  • Mel23 Mel23 on Jul 05, 2008

    windswords: The total amount of broad money is greater than GDP. I can have a mortgage that is 115% of my income.

  • Windswords Windswords on Jul 05, 2008

    mel23: OK So you mean that Derivatives (contracts) are almost 10 times greater than the world GDP. I get it. Thanks.

  • Landcrusher Landcrusher on Jul 05, 2008

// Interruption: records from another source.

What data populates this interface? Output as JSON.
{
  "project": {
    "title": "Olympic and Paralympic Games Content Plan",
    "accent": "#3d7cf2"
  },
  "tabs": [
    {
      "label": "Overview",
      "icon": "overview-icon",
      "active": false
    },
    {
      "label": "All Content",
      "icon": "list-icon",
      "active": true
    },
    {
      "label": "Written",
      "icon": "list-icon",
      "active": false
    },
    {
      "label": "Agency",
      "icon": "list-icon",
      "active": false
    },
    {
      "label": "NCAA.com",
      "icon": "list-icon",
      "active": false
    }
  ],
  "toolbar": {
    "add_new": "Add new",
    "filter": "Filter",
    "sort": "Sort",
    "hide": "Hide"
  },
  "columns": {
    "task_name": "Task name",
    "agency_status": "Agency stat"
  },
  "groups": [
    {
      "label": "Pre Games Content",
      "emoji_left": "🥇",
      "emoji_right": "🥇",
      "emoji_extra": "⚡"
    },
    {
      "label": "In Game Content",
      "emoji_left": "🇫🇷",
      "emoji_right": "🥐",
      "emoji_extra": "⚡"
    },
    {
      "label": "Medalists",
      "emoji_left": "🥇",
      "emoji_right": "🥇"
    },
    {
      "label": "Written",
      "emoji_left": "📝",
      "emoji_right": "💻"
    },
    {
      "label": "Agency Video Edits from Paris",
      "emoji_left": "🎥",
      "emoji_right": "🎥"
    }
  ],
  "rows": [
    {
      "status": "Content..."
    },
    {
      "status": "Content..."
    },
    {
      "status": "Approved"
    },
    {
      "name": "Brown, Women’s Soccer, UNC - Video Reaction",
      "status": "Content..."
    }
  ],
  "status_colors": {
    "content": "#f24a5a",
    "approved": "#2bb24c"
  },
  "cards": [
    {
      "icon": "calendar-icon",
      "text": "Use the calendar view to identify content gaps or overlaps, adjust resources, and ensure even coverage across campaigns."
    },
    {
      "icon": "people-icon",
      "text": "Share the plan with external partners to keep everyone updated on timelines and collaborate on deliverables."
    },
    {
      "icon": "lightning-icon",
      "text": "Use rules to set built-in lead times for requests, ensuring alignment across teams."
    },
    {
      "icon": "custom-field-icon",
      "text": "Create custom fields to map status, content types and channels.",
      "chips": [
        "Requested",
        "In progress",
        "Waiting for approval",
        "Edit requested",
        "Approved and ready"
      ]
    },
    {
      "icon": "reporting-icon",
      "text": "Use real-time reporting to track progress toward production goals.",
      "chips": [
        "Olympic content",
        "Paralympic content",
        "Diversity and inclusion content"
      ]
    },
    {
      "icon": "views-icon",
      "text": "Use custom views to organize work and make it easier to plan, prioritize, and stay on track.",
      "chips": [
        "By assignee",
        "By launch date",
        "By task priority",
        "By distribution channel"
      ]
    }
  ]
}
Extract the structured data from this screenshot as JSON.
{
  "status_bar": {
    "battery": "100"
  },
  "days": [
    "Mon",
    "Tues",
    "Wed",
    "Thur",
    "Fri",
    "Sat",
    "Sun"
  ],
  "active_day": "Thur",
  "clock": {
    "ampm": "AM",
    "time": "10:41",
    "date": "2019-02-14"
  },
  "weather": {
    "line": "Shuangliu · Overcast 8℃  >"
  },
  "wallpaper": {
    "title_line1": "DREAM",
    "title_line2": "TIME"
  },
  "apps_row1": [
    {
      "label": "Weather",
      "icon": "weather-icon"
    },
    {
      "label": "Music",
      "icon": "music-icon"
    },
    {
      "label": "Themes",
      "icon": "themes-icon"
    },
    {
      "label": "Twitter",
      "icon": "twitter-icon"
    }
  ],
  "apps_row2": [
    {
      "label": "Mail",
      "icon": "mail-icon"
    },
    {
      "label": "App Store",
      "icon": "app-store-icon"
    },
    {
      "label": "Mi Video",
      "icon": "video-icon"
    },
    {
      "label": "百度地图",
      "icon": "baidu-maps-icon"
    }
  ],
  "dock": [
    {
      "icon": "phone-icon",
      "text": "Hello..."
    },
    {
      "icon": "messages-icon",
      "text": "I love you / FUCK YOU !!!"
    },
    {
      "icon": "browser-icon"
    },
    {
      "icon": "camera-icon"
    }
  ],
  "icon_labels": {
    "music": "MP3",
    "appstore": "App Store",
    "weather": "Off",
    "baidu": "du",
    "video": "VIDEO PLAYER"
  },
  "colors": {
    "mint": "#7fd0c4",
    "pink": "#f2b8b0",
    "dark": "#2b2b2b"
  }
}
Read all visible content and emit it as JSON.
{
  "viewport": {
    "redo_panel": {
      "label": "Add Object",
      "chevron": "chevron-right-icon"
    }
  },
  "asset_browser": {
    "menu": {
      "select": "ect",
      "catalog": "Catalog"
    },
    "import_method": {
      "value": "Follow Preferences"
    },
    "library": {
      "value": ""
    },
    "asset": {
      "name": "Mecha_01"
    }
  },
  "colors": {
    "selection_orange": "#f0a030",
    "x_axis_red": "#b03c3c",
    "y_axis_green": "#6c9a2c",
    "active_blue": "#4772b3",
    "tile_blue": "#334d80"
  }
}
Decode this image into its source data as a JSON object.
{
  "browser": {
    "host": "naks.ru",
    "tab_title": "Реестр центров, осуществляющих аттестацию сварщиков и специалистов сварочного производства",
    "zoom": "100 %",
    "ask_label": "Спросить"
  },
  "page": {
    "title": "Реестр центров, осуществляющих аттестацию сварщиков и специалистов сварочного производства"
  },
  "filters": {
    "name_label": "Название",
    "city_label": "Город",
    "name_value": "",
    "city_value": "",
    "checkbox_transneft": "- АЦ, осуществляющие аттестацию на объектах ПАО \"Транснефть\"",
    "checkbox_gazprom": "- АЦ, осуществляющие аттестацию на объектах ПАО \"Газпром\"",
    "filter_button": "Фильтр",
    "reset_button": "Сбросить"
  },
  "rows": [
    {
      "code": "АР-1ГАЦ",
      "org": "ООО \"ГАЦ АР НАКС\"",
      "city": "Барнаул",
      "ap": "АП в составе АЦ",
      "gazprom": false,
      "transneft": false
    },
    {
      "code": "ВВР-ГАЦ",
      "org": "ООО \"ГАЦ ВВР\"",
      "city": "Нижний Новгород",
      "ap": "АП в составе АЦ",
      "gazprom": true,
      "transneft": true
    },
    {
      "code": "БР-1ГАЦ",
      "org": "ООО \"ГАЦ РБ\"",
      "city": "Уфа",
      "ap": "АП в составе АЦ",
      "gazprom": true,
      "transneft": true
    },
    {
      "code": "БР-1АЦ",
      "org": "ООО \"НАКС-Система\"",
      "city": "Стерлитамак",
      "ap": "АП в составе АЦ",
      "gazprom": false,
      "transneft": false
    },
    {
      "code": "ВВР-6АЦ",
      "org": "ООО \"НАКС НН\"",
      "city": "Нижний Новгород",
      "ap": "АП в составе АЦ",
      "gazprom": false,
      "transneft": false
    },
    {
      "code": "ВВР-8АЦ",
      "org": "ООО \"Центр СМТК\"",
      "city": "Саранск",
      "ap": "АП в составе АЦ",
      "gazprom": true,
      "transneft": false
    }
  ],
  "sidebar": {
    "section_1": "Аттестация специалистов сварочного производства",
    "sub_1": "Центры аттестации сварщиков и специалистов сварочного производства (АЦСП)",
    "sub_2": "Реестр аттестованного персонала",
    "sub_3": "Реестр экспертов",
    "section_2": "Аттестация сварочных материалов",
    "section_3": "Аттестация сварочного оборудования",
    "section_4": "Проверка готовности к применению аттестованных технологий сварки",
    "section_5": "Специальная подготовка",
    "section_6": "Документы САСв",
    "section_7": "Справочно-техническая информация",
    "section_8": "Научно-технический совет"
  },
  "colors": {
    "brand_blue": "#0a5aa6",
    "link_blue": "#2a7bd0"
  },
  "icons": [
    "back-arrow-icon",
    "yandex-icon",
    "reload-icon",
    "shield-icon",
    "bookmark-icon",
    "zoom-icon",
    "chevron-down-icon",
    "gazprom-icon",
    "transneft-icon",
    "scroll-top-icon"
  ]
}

    The economy isn't in bad shape at all. You will know when the economy is in bad shape because the press will start printing good news. In a truly bad economy, no one will buy a paper to read about the bad economy. Of course pick-up sales are down. The construction industry is in the toilet. Gee, that has never happened before. Obbop has the right idea. You prepare for the worst, and then you don't have to worry about it. All this worrying and whining is going to get our so called leaders in the mood to REALLY screw things up. Then we will all wish we had it so good, like back in '08.

  • on Jul 05, 2008

    The way the economy is headed 2008 is going to be the good old days pretty soon.